By Gregg Hoffmann
State Transportation Secretary Frank Busalacchi said Wednesday that the Doyle Administration will do everything it can to aid the ethanol industry to develop in the state.
Busalacchi told 1,500 participants in the International Fuel Ethanol Workshop and Trade Show that ethanol could be a key to state transportation challenges and to Gov. Jim Doyle’s Grow Wisconsin initiative.
“To grow corn is to grow Wisconsin,” Busalacchi said, in what he said was a paraphrase of Doyle. He added that ethanol provides “value-added” products that benefit agriculture and other segments of the state economy while also helping the environment.
State government also receives an estimated $1.2 million per year in tax revenue from the ethanol industry, Busalacchi said.
Busalacchi expressed some concerns that incentives for ethanol and renewable fuels survive a federal energy program that is still being debated. “We feel confident that we can still get adequate federal funds for transportation and what is needed for renewable energy options,” he said.
Dan Schoof, 45th Assembly District Representative who will take over as head of the state Department of Energy on July 6, said he understands the potential impact of the ethanol industry.
“In my district, we have Genencor (which produces enzymes for converting grain starches into sugars), Badger State Ethanol and GM, which is producing SUVs that can use ethanol,” Schoof said. “I have seen the job creating potential.”
Schoof called for “removal of the dependency on the oil fields on the Middle East and move it to the farm fields of the Midwest and world.”
The conference, which runs through Friday at the Monona Terrace Community and Convention Center, is the biggest in the 20 years of FEW (Fuel Ethanol Workshop).
Wisconsin has three operating ethanol plants and two more under construction.
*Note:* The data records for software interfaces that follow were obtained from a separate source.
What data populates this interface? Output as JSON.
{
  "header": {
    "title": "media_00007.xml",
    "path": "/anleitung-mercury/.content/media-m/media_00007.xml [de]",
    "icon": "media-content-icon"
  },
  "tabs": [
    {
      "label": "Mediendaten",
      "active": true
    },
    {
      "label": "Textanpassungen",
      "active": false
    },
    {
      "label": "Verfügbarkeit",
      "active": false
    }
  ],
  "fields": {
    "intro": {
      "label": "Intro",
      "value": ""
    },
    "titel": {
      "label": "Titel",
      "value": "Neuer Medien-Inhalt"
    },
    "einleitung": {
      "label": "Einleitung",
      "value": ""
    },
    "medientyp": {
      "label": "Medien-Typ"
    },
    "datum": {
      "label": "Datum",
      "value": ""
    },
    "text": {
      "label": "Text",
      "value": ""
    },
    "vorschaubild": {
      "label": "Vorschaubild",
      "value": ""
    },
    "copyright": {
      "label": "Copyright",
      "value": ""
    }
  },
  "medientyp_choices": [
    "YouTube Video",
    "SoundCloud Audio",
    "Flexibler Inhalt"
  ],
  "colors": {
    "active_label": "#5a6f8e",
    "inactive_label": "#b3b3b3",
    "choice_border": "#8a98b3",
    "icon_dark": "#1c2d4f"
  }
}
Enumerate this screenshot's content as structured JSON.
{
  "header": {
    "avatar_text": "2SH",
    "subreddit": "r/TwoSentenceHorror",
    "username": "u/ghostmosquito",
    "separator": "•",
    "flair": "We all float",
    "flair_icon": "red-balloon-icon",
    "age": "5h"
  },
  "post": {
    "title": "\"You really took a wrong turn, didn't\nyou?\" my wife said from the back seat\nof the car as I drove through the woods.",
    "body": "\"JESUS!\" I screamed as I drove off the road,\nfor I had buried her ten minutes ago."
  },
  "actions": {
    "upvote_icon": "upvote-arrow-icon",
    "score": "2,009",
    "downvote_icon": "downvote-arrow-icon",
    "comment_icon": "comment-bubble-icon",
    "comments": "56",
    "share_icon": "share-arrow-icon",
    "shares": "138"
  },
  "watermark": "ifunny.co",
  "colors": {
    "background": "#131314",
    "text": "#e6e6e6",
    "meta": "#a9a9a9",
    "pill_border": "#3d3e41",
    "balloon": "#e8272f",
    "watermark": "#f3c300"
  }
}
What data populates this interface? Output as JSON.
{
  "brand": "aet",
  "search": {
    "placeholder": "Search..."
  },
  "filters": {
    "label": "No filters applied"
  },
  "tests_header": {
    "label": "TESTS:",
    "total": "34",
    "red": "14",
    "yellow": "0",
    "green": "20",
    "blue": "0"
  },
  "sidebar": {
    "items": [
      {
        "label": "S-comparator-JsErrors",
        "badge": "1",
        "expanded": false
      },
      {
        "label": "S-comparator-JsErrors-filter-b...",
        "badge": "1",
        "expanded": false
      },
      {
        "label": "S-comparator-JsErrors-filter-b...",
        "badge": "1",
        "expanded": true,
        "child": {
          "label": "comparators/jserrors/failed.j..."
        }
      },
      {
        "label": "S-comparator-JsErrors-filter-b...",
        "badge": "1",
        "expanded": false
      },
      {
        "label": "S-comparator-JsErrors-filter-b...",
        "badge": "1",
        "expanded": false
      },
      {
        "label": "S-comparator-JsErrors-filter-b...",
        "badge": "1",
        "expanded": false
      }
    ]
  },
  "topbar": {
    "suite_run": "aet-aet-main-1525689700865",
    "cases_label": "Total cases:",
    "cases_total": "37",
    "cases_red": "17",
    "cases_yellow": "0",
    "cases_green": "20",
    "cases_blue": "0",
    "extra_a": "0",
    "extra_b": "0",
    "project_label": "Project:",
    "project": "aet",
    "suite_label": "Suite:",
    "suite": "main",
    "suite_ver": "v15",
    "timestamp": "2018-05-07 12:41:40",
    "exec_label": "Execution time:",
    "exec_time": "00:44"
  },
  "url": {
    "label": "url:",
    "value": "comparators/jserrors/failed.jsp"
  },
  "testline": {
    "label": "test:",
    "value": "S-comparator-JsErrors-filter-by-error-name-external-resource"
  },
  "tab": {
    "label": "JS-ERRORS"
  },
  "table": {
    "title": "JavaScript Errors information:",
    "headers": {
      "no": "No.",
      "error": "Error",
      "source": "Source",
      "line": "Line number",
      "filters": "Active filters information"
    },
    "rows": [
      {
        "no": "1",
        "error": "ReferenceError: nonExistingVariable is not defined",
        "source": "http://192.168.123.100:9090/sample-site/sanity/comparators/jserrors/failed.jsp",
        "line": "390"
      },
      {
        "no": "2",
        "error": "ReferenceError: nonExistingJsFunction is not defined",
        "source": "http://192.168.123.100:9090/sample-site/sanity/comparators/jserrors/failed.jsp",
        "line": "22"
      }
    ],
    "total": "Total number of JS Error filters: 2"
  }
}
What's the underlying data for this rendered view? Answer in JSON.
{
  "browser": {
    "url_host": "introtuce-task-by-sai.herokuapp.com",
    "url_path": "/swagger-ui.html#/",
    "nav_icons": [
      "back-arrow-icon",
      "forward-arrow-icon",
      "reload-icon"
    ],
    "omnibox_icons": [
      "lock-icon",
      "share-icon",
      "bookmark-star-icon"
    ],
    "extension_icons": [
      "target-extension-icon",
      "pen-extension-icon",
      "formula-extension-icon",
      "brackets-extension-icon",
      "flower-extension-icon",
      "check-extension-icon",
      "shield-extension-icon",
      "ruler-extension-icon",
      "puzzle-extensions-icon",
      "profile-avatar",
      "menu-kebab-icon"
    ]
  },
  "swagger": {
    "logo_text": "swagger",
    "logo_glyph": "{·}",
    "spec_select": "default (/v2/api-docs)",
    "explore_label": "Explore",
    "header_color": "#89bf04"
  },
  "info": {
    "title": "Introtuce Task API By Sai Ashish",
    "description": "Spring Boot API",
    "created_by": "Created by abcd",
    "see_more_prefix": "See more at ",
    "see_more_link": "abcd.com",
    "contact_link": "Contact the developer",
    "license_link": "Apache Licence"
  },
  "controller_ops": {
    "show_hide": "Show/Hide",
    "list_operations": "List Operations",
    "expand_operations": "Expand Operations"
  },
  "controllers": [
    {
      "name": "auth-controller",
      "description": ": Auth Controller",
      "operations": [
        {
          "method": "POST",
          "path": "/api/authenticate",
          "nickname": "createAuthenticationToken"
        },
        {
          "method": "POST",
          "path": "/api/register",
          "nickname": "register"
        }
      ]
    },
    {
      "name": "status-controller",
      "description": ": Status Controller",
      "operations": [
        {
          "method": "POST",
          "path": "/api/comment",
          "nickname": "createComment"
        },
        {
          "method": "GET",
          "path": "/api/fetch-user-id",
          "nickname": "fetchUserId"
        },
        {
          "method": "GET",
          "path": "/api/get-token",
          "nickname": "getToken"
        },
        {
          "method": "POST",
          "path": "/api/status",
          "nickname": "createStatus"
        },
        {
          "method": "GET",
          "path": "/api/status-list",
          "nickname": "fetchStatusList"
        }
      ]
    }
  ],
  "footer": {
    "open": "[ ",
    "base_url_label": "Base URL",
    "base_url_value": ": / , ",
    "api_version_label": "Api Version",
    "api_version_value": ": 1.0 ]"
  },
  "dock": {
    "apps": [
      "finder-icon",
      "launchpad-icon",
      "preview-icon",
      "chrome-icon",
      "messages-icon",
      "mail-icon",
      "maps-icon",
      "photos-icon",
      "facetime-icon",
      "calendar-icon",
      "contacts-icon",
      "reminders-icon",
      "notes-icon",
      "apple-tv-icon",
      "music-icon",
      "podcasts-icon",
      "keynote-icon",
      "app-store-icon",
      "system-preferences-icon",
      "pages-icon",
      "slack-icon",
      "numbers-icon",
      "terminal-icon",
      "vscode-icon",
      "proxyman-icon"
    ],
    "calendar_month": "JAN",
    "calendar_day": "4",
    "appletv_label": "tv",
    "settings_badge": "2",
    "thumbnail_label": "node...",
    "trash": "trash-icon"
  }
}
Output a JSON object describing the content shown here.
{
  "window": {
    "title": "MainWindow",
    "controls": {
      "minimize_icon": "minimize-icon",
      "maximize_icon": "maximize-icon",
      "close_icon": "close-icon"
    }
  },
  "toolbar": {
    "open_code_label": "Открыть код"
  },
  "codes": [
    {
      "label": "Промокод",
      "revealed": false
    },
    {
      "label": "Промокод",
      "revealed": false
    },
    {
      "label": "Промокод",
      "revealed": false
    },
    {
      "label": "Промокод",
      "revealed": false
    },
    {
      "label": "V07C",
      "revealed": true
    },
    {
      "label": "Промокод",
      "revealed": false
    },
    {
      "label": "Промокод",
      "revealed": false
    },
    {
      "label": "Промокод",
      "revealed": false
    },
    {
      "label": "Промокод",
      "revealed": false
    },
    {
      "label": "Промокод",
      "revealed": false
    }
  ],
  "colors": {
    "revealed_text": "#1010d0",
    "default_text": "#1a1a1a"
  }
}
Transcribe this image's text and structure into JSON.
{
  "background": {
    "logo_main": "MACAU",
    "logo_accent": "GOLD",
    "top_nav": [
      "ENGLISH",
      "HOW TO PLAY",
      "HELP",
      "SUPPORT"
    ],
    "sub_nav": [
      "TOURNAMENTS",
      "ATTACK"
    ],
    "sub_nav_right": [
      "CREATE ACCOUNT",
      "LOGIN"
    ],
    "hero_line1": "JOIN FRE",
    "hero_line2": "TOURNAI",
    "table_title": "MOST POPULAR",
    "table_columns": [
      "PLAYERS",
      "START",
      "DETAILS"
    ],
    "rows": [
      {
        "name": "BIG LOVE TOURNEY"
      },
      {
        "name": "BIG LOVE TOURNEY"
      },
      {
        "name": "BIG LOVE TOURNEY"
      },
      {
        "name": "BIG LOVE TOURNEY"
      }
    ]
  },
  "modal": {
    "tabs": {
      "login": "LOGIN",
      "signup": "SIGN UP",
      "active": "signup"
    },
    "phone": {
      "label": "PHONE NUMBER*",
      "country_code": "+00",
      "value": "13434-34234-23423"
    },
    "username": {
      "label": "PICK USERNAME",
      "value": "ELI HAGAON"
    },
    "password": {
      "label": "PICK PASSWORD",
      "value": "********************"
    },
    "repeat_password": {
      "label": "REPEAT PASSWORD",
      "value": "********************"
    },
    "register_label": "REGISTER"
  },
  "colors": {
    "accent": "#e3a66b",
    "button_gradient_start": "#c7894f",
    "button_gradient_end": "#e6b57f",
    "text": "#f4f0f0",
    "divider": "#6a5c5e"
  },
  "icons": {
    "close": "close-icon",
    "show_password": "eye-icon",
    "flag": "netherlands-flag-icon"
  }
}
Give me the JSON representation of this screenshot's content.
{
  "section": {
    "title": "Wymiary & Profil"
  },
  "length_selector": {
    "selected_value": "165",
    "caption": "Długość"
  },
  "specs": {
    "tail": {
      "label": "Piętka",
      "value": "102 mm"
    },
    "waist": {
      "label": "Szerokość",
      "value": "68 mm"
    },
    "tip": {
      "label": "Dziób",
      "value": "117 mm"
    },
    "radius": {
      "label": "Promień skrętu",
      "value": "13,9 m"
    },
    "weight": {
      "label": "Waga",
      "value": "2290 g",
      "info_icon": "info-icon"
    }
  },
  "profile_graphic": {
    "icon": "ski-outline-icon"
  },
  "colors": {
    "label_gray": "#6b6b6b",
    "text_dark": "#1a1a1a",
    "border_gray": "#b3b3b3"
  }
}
It lags behind surrounding states like Iowa and Minnesota. Ethanol plants also have faced somewhat strong opposition in places of the state.